§ THE RECORDS
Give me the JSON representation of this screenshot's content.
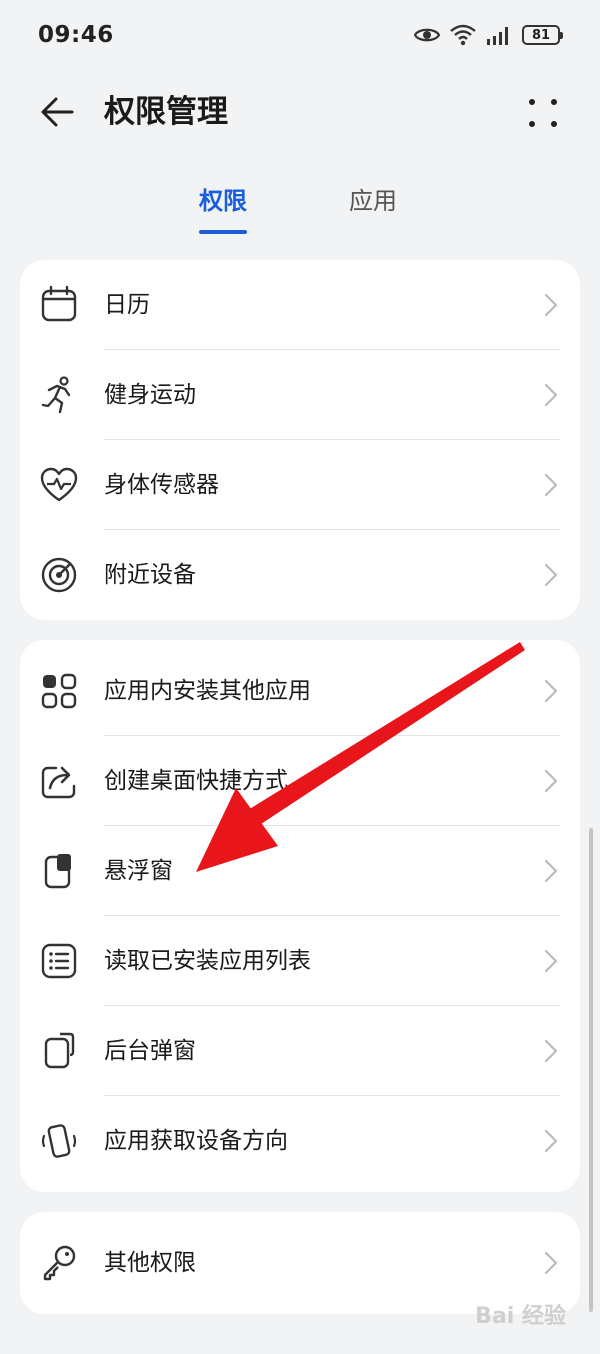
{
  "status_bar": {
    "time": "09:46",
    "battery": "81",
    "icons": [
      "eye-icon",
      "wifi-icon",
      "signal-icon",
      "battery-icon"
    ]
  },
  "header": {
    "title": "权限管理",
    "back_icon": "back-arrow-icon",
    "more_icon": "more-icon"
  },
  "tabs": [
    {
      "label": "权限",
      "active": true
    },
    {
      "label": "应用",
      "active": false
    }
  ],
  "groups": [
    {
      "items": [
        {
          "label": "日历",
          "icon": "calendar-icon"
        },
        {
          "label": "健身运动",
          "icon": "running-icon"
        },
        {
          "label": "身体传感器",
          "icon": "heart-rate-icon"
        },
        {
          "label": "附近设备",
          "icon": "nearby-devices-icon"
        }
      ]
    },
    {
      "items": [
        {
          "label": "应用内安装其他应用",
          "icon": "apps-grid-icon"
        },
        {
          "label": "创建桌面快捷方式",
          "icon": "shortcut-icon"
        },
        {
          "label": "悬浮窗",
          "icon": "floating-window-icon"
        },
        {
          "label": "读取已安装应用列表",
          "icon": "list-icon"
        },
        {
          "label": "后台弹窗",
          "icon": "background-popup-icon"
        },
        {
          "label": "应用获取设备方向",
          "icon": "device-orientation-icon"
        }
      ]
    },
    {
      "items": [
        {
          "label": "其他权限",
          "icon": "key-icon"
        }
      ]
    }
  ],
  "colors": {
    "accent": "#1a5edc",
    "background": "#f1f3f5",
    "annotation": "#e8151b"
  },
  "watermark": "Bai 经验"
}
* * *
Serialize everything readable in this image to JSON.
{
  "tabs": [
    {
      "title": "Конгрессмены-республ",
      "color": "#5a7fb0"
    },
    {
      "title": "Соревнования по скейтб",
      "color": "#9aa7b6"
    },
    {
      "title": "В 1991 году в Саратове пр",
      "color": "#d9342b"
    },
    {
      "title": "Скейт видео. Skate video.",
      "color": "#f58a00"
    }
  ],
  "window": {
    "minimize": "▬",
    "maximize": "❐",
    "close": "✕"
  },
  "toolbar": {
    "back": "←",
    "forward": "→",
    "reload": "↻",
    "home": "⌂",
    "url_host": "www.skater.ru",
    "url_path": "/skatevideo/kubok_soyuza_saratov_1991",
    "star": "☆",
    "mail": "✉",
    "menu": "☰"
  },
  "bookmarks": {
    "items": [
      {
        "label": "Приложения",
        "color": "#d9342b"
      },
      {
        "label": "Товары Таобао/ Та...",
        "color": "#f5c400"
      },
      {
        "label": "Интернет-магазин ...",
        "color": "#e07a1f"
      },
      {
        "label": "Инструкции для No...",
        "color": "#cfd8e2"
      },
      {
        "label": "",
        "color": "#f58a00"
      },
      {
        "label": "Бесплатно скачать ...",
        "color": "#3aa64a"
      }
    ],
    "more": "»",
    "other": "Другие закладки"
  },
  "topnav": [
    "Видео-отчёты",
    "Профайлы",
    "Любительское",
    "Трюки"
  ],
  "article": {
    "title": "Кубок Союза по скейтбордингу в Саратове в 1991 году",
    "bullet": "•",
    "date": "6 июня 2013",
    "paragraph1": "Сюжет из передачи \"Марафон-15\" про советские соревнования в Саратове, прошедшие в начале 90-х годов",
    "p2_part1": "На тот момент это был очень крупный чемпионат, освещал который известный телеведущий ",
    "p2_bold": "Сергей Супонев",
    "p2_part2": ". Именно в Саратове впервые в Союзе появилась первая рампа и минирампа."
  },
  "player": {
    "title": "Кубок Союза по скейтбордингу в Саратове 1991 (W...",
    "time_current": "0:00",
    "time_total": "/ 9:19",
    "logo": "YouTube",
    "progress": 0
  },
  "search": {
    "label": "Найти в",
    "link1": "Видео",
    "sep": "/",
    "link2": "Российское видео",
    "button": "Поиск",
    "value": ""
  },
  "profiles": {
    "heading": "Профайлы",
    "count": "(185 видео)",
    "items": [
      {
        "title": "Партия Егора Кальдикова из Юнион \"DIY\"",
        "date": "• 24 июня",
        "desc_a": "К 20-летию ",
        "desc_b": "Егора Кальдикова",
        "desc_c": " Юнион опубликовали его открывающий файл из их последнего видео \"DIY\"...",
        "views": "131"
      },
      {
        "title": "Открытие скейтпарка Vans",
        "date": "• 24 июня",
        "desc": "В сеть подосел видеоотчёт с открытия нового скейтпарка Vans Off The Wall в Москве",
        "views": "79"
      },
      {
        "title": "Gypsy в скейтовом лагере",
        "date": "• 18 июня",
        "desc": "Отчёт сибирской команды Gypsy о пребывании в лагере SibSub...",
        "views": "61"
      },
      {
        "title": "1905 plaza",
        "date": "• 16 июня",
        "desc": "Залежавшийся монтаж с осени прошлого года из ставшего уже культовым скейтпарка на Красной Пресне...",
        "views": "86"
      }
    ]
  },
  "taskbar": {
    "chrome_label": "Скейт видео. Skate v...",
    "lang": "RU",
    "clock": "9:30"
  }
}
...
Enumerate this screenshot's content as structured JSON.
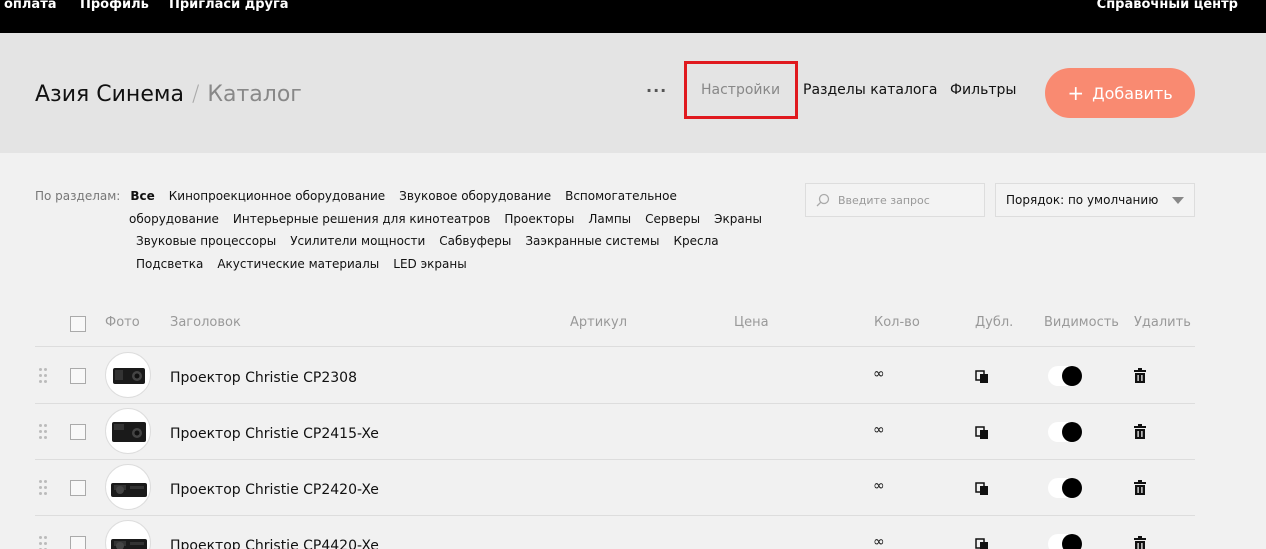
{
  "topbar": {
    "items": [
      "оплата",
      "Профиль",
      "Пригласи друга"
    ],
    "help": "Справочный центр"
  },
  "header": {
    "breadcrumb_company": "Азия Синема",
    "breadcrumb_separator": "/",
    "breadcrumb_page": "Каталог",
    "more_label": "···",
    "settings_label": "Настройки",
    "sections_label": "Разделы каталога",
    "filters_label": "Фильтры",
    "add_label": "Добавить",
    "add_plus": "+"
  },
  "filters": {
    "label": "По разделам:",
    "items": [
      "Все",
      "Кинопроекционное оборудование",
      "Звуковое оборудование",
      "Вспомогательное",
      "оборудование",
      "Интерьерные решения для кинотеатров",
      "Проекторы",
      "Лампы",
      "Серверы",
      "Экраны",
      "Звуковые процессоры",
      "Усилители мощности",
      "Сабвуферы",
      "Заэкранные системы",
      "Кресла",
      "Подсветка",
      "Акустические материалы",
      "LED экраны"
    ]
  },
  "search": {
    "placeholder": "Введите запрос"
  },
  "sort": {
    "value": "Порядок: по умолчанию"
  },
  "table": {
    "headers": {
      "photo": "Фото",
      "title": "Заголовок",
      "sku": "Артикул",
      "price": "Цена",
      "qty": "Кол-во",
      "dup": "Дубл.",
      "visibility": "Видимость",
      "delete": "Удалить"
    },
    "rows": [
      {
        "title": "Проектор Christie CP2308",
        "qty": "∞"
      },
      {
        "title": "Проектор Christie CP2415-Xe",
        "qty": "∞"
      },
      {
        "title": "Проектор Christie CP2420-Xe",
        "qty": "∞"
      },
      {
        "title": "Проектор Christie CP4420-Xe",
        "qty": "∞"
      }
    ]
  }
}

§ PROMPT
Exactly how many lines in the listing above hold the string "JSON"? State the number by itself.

§ COMPLETED EXERCISE
3